saladAs to the second, I am a lucky person.  I share my home and my life with a partner who is not only supportive of this effort, but who thinks it is kind of cool and who brings me plates of healthy food so I won’t live on cereal and popcorn. My children are remarkably independent people, my sister drops her own work to help me with cover ideas, and my job seldom infringes on my free time. It’s true. I’ve been dealt a great a hand. My biggest issues are lack of sleep and lack of exercise, both of which I swear to handle better for the next three novels.sleep

Oh yes, there are three more coming. I’m already so excited about the next one, and I really want to start it tonight, but I promised myself I would get more sleep.  So I start it on Saturday. I can’t wait.

Understanding compassion

At the Mind and Life XXVI Conference-Mind, Brain and Matter: Critical Conversations Between Buddhist Thought and Science

At the Mind and Life XXVI Conference-Mind, Brain and Matter: Critical Conversations Between Buddhist Thought and Science (click to visit CCARE Facebook page)

“If you want others to be happy, practice compassion.
If you want to be happy, practice compassion.”
–– His Holiness the Dalai Lama ––

My empathic hero of xo finds that the more she understands how others feel, the more compassionate she becomes. As a young woman, she hopes that someday her empathic gifts will be studied and understood every bit as well the physical sciences that she also loves.
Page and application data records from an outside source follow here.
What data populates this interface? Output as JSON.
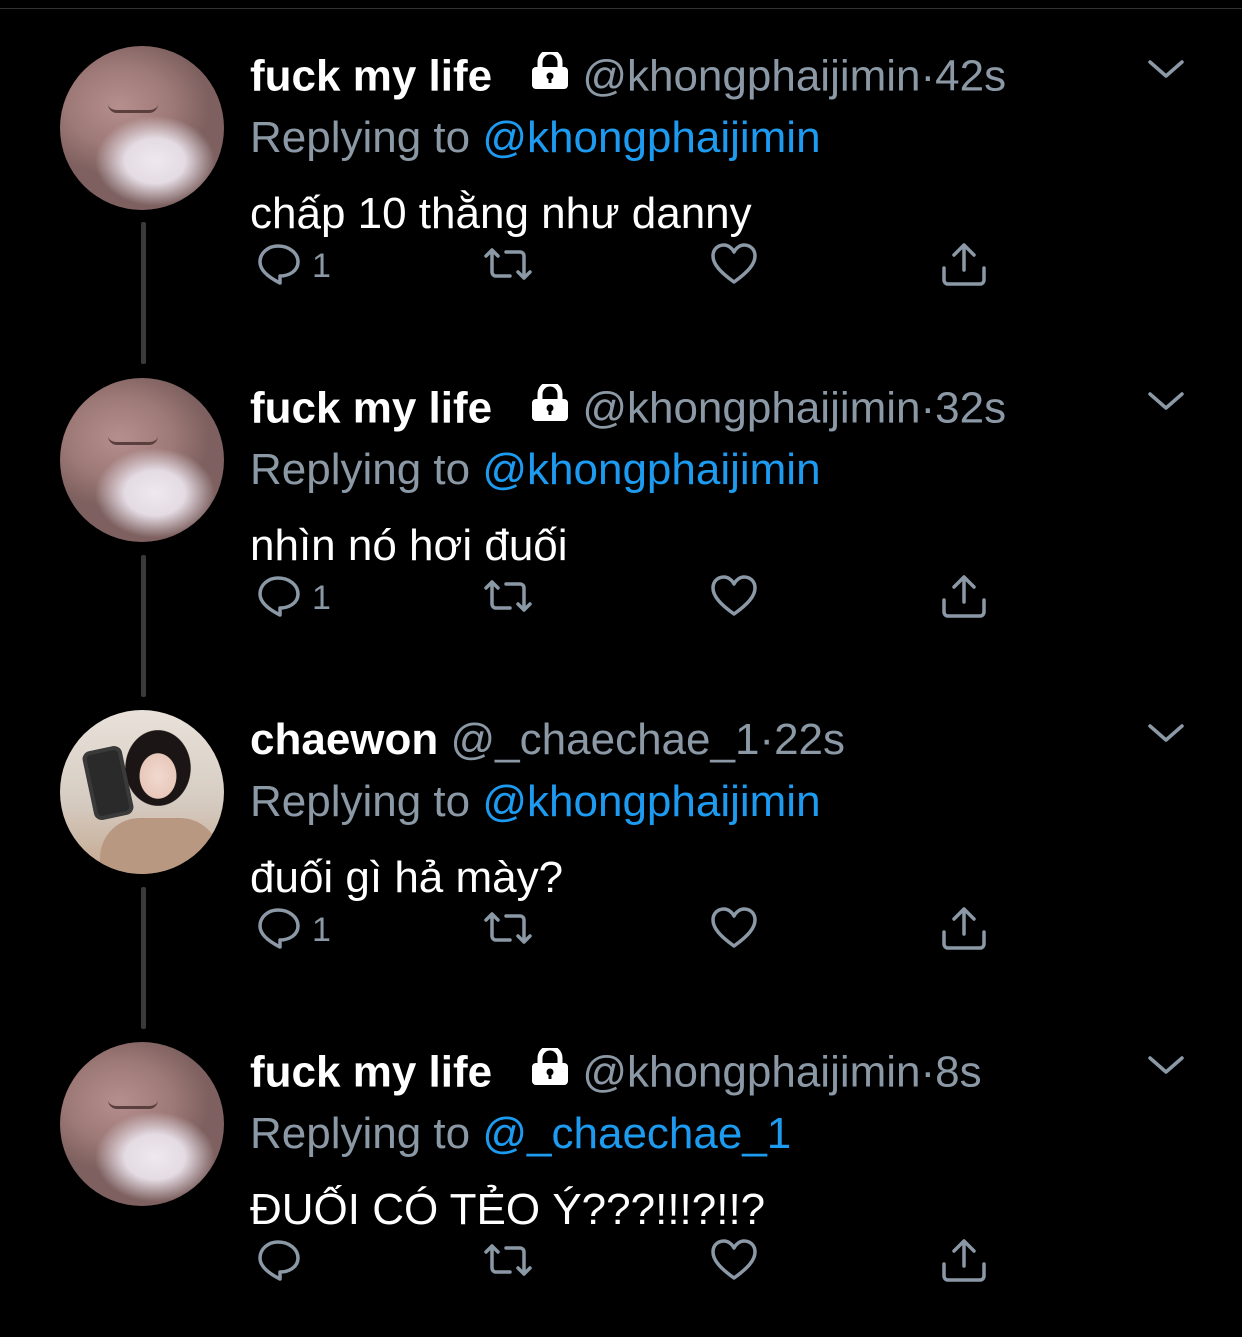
{
  "tweets": [
    {
      "name": "fuck my life",
      "locked": true,
      "handle": "@khongphaijimin",
      "time": "42s",
      "replying_prefix": "Replying to ",
      "replying_to": "@khongphaijimin",
      "text": "chấp 10 thằng như danny",
      "reply_count": "1",
      "avatar_icon": "avatar-face"
    },
    {
      "name": "fuck my life",
      "locked": true,
      "handle": "@khongphaijimin",
      "time": "32s",
      "replying_prefix": "Replying to ",
      "replying_to": "@khongphaijimin",
      "text": "nhìn nó hơi đuối",
      "reply_count": "1",
      "avatar_icon": "avatar-face"
    },
    {
      "name": "chaewon",
      "locked": false,
      "handle": "@_chaechae_1",
      "time": "22s",
      "replying_prefix": "Replying to ",
      "replying_to": "@khongphaijimin",
      "text": "đuối gì hả mày?",
      "reply_count": "1",
      "avatar_icon": "avatar-girl"
    },
    {
      "name": "fuck my life",
      "locked": true,
      "handle": "@khongphaijimin",
      "time": "8s",
      "replying_prefix": "Replying to ",
      "replying_to": "@_chaechae_1",
      "text": "ĐUỐI CÓ TẺO Ý???!!!?!!?",
      "reply_count": "",
      "avatar_icon": "avatar-face"
    }
  ],
  "dot": "·",
  "colors": {
    "background": "#000000",
    "muted": "#8b98a5",
    "link": "#1d9bf0",
    "thread": "#3a3a3a"
  }
}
I was surprised to discover today that Stanford University has a Center for Compassion and Altruism Research and Education and they are trying to understanding empathy. According to their webpage they are ” striving to create a community of scholars and researchers, including neuroscientists, psychologists, educators and philosophical and contemplative thinkers around the study of compassion.” They also have a facebook page filled with fascinating links, photos and art.

As Lola makes the transition from empath to telepath, she is concerned about whether she will be able to maintain her concern and compassion for others with the barrage of suffering now coming at her.  She worries that maybe a true telepath can only survive by becoming cold and isolated.

handsImagine my surprise at finding a link on the CCARE website to an interesting article by C. Daryl Cameron called How to Increase your Compassion Bandwidth.  It comes from the University of California at Berkeley’s Greater Good Science Center and it deals with the exact issue of compassion overload, and the ways to cope with it in an age of electronic communication that sort of makes us all psudo telepaths. Also please note in the photo above the wonderful mixture of technology and humans striving for wisdom. I love to see how the two can indeed go hand in hand. 🙂

The opposite of anger

From the blog "Caged by Freedom".  Click image to visit.

From the blog “Caged by Freedom”. Click image to visit.

Would it be harder for a real telepath to to hate someone? To kill someone? These are premises I explored in my novel x0, and so I was delighted the find the quote below.

The opposite of anger is not calmness, its empathy.  Mehmet Oz